“I think it’s basically the Legislature trying to take control over who makes these decisions,” said Daniel, who presided over the Court of the Judiciary from 1999 to 2004 and served as chief disciplinary counsel from 2007 to June 2010. “I think the court is operating as it should be.”
The Court of the Judiciary, which would be abolished and replaced with appointees of the House and Senate speakers under pending legislation, has a new presiding officer and declares it is offering “new detail” about its operations in an annual report.
The report for the fiscal year ended June 30 says 350 complaints about Tennessee judges were received and action was taken on 334 were closed during the period. Fifteen judges received a reprimand during the year – nine of those reprimands made public and the other six kept private.

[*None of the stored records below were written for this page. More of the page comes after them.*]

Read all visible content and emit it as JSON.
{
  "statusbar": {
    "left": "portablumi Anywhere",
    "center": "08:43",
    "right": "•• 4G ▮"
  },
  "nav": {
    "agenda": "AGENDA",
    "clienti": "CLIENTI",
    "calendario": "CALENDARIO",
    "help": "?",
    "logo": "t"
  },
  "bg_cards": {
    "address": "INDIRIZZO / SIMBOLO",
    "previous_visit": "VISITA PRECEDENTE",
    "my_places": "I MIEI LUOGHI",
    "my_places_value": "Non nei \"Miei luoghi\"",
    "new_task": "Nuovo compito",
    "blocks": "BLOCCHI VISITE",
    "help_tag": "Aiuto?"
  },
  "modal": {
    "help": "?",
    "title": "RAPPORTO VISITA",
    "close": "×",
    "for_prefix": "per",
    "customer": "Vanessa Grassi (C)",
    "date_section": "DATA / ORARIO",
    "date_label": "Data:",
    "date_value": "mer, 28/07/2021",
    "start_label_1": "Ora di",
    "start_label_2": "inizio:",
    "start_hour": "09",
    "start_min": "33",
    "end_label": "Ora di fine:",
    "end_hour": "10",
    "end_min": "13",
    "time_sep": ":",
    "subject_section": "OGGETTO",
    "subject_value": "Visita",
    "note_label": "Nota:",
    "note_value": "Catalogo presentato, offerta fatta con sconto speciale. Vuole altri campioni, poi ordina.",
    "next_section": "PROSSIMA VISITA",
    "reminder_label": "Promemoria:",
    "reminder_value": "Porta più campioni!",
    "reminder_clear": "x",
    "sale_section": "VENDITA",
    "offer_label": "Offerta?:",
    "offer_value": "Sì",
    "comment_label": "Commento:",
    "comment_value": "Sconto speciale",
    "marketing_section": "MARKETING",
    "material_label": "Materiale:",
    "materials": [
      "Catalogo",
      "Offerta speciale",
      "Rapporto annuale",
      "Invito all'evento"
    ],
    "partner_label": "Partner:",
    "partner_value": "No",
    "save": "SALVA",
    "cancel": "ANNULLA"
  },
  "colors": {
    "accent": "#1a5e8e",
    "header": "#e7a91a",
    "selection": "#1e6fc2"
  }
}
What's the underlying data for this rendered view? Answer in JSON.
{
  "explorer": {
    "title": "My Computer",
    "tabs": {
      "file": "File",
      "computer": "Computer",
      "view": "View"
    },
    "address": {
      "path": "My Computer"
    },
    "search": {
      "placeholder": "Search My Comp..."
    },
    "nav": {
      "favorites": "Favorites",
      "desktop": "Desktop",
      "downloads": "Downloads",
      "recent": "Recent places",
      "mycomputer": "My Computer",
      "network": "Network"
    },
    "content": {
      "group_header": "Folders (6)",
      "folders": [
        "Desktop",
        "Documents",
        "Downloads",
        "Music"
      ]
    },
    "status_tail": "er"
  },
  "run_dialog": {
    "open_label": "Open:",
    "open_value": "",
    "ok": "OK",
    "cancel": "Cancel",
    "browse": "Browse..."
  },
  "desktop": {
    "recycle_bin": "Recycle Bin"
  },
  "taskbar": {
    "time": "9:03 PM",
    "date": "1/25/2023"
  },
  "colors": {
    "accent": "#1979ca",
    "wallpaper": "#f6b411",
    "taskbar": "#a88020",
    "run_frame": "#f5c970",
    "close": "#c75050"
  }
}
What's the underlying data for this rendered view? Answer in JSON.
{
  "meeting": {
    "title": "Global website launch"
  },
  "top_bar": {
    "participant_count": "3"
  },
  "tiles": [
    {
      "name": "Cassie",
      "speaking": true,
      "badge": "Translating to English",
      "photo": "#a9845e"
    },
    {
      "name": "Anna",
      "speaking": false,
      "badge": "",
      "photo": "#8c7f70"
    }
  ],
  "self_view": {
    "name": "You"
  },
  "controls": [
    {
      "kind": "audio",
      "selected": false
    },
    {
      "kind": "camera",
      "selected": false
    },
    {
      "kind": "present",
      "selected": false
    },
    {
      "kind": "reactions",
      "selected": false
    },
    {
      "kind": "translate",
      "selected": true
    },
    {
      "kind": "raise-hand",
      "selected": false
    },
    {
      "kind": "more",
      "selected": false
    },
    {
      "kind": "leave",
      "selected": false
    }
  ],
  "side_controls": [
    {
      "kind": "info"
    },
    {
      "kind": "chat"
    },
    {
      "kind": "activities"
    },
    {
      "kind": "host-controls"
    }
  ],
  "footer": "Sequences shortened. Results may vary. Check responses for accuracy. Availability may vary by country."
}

Link to the full report HERE.
Previous post on the legislative “task force” set up to study the Court of the Judiciary is HERE.
News release on the new presiding judge of the Court of the Judiciary and the report is below.
A new report says groundwater contamination from coal ash has been found at Gallatin and eight of the nine other Tennessee Valley Authority fossil power plant sites where testing is being done, reports Anne Paine. Levels of toxic substances found at the Gallatin plant site in Sumner County and at the Cumberland site, 50 miles northwest of Nashville, are high enough that they could create a health hazard, the report says. Beryllium, cadmium and nickel levels are above drinking water standards at Gallatin, as are arsenic, selenium and vanadium at Cumberland.
One major surprise also showed up in the review by TVA’s Office of Inspector General: For more than a decade, the TVA had been finding substances in groundwater at its Allen coal-fired plant in Memphis that indicated toxic metals could be leaking from a coal ash pond there.
Arsenic above today’s allowable levels was found repeatedly in a monitoring well on the site, which is in a sensitive location. The plant and its ash ponds lie above a deep, high-quality aquifer that supplies drinking water to Memphis and nearby areas.